David Brooks is on his evergreen subject again, the American elite and why it’s kind of failing. He’s rather good at this, having quietly made the necessary pivot from celebrating the advent of the new “meritocracy” (in his Bobo book, published in 2001) to recognizing, post-financial crisis, that the new elite isn’t serving the country very well and isn’t very popular.
There sometimes arises the question of how much truth a subject can bear, and this may be the case in discussing the current American elite. Several years ago Brooks related this anecdote:
A few years ago, I wrote a book about the rise of a new educated class, the people with 60’s values and 90’s money who go to Starbucks, shop at Whole Foods and drive Volvos. A woman came up to me after one of my book talks and said, “You realize what you’re talking about is the Jews taking over America.”
My eyes bugged out, but then I realized she was Jewish and she knew that I was, too, and between us we could acknowledged there’s a lot of truth in that statement. For the Jews were the vanguard of a social movement that over the course of the 20th century transformed the American university system and the nature of the American elite.
Brooks doesn’t go into this in his current column. He never does. Perhaps there’s no need to: in a way, his key criticism of the new elite–that its members insist on perceiving themselves as outsiders even though they are insiders–stands as implicit acknowledgment of a sociological fact best left, most of the time anyway, unspoken.
Why the reticence? Perhaps somewhere there is a fear of awakening a slumbering beast of heartland anti-Semitism. There has never been much anti-Semitism in America, but given the global historical record, this is, to say the least, an understandable concern.
I would surmise the greater reason is connected to the one area where Brooks most sympathizes with the prejudices of the current elite and most favors their prejudices over those of the old one. American foreign policy is very different under the new meritocracy. The generation of Harrimans, Lovetts, Achesons, Marshalls, and Kennans would have no difficulty imagining a corrupt and self-serving Wall Street class — they had lived through the 1929 crash, when WASPs ran the show and ran it badly. But I doubt they could imagine an America which so completely perceived its foreign-policy interests–its choice of enemies, its choice of wars–as so congruent to those of Israel. The old WASP elite were, almost to a man, opposed to the creation of Israel and to American recognition of the state; they saw nothing but trouble arising from America’s support for Israel. They can be faulted, certainly–none of them lobbied for America to make room for the hundreds of thousands of Jewish war refugees (displaced persons, in the jargon of the time) languishing in refugee camps in 1947, many in Germany of all places.

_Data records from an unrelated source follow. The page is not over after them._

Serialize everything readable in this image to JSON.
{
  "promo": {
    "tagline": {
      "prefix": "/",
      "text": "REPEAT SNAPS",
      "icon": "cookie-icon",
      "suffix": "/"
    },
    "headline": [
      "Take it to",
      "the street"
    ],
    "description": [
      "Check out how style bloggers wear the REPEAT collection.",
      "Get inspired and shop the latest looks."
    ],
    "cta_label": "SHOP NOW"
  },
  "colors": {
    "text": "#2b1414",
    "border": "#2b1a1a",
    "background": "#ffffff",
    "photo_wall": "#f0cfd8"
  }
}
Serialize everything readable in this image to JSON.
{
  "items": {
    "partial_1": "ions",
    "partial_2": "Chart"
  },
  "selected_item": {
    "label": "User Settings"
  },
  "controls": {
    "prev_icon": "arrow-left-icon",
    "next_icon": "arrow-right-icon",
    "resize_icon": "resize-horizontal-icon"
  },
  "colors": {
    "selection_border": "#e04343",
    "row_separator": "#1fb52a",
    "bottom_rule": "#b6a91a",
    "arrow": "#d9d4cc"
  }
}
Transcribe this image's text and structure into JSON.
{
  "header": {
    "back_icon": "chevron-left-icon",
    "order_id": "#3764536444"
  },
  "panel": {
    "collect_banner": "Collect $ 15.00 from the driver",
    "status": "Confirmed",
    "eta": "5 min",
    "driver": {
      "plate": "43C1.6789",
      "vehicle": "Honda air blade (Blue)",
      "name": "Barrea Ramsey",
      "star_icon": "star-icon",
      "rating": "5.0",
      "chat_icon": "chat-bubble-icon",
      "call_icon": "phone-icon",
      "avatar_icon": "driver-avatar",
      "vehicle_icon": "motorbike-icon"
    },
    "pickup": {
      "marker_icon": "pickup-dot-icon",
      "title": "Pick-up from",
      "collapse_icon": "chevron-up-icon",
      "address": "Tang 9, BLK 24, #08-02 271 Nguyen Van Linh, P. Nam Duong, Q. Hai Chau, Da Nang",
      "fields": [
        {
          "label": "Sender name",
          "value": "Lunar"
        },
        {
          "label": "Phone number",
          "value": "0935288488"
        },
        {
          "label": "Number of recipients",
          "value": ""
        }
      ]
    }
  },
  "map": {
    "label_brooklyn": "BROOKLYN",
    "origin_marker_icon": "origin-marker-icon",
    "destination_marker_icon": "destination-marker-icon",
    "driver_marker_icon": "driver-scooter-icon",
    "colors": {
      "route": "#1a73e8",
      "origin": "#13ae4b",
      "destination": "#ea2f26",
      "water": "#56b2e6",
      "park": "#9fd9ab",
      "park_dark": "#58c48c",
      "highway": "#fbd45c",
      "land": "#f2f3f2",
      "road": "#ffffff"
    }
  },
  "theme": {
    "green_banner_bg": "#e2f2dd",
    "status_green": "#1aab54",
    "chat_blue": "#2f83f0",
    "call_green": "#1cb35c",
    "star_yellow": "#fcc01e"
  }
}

They made their peace with President Truman’s decision, and went on to serve their country in important ways. And for a generation at least, it could be fairly argued that their fears were much overwrought.
But now? We have a huge bill to pay for a war with Iraq, and perhaps a larger one in store for a looming war with Iran. A Congress, Democrats and Republicans alike, contorts itself into paroxyms of deference to a far-right Israeli leader.
The old Protestant Establishment, or its heirs, shakes its head in bewilderment and despair. But as Brooks points out, with as much perception as any writer out there, we have a brand new establishment now.